• **What you should do**:
Give the entries again, exactly as written.

Web page and app entries
------------------------------------------------------------

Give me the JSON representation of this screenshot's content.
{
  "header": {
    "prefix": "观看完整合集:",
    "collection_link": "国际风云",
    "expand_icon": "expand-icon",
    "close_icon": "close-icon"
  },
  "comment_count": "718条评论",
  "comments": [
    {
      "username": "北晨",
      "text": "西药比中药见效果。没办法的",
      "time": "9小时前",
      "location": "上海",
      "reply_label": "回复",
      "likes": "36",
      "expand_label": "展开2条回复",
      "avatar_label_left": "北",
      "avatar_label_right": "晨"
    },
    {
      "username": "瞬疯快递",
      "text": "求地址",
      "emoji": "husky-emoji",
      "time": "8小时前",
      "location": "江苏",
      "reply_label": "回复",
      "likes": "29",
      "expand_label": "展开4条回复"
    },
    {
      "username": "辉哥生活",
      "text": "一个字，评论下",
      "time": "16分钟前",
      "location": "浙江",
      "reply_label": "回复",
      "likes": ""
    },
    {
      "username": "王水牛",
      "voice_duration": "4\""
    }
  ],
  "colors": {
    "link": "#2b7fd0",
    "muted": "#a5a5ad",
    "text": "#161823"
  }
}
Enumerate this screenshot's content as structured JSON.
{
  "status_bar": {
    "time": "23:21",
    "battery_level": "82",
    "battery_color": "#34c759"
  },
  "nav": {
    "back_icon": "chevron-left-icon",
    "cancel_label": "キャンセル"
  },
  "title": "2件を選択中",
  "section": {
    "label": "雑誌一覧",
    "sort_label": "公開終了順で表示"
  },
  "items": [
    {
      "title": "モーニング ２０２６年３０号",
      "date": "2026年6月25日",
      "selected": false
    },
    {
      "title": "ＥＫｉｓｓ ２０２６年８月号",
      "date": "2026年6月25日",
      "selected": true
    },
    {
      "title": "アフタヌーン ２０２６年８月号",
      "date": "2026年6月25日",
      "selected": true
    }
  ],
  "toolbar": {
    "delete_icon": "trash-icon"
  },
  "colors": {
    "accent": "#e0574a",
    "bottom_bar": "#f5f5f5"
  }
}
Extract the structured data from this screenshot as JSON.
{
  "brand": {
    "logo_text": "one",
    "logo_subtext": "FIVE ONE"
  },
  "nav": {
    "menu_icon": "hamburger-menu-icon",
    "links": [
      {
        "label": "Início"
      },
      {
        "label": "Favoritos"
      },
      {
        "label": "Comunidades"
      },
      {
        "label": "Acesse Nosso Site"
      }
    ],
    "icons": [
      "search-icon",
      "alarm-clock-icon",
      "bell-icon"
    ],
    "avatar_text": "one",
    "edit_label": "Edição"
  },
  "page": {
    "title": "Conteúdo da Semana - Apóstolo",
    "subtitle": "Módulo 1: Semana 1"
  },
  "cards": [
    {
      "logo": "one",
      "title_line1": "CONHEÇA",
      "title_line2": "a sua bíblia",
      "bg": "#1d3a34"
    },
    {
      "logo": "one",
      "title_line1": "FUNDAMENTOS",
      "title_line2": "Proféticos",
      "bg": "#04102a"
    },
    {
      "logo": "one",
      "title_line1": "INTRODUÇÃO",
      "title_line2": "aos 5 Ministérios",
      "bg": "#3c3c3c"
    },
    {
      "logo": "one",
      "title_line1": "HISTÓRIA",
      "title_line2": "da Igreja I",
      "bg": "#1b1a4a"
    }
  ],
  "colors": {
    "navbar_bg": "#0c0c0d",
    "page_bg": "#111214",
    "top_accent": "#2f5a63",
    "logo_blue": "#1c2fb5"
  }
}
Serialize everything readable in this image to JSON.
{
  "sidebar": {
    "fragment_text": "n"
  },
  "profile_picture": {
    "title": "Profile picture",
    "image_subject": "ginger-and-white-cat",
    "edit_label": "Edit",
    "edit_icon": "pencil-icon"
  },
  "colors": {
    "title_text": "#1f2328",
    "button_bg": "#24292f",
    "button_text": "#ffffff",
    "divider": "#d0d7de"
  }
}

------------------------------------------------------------

• **Expected answer**:
Give me the JSON representation of this screenshot's content.
{
  "header": {
    "prefix": "观看完整合集:",
    "collection_link": "国际风云",
    "expand_icon": "expand-icon",
    "close_icon": "close-icon"
  },
  "comment_count": "718条评论",
  "comments": [
    {
      "username": "北晨",
      "text": "西药比中药见效果。没办法的",
      "time": "9小时前",
      "location": "上海",
      "reply_label": "回复",
      "likes": "36",
      "expand_label": "展开2条回复",
      "avatar_label_left": "北",
      "avatar_label_right": "晨"
    },
    {
      "username": "瞬疯快递",
      "text": "求地址",
      "emoji": "husky-emoji",
      "time": "8小时前",
      "location": "江苏",
      "reply_label": "回复",
      "likes": "29",
      "expand_label": "展开4条回复"
    },
    {
      "username": "辉哥生活",
      "text": "一个字，评论下",
      "time": "16分钟前",
      "location": "浙江",
      "reply_label": "回复",
      "likes": ""
    },
    {
      "username": "王水牛",
      "voice_duration": "4\""
    }
  ],
  "colors": {
    "link": "#2b7fd0",
    "muted": "#a5a5ad",
    "text": "#161823"
  }
}
Enumerate this screenshot's content as structured JSON.
{
  "status_bar": {
    "time": "23:21",
    "battery_level": "82",
    "battery_color": "#34c759"
  },
  "nav": {
    "back_icon": "chevron-left-icon",
    "cancel_label": "キャンセル"
  },
  "title": "2件を選択中",
  "section": {
    "label": "雑誌一覧",
    "sort_label": "公開終了順で表示"
  },
  "items": [
    {
      "title": "モーニング ２０２６年３０号",
      "date": "2026年6月25日",
      "selected": false
    },
    {
      "title": "ＥＫｉｓｓ ２０２６年８月号",
      "date": "2026年6月25日",
      "selected": true
    },
    {
      "title": "アフタヌーン ２０２６年８月号",
      "date": "2026年6月25日",
      "selected": true
    }
  ],
  "toolbar": {
    "delete_icon": "trash-icon"
  },
  "colors": {
    "accent": "#e0574a",
    "bottom_bar": "#f5f5f5"
  }
}
Extract the structured data from this screenshot as JSON.
{
  "brand": {
    "logo_text": "one",
    "logo_subtext": "FIVE ONE"
  },
  "nav": {
    "menu_icon": "hamburger-menu-icon",
    "links": [
      {
        "label": "Início"
      },
      {
        "label": "Favoritos"
      },
      {
        "label": "Comunidades"
      },
      {
        "label": "Acesse Nosso Site"
      }
    ],
    "icons": [
      "search-icon",
      "alarm-clock-icon",
      "bell-icon"
    ],
    "avatar_text": "one",
    "edit_label": "Edição"
  },
  "page": {
    "title": "Conteúdo da Semana - Apóstolo",
    "subtitle": "Módulo 1: Semana 1"
  },
  "cards": [
    {
      "logo": "one",
      "title_line1": "CONHEÇA",
      "title_line2": "a sua bíblia",
      "bg": "#1d3a34"
    },
    {
      "logo": "one",
      "title_line1": "FUNDAMENTOS",
      "title_line2": "Proféticos",
      "bg": "#04102a"
    },
    {
      "logo": "one",
      "title_line1": "INTRODUÇÃO",
      "title_line2": "aos 5 Ministérios",
      "bg": "#3c3c3c"
    },
    {
      "logo": "one",
      "title_line1": "HISTÓRIA",
      "title_line2": "da Igreja I",
      "bg": "#1b1a4a"
    }
  ],
  "colors": {
    "navbar_bg": "#0c0c0d",
    "page_bg": "#111214",
    "top_accent": "#2f5a63",
    "logo_blue": "#1c2fb5"
  }
}
Serialize everything readable in this image to JSON.
{
  "sidebar": {
    "fragment_text": "n"
  },
  "profile_picture": {
    "title": "Profile picture",
    "image_subject": "ginger-and-white-cat",
    "edit_label": "Edit",
    "edit_icon": "pencil-icon"
  },
  "colors": {
    "title_text": "#1f2328",
    "button_bg": "#24292f",
    "button_text": "#ffffff",
    "divider": "#d0d7de"
  }
}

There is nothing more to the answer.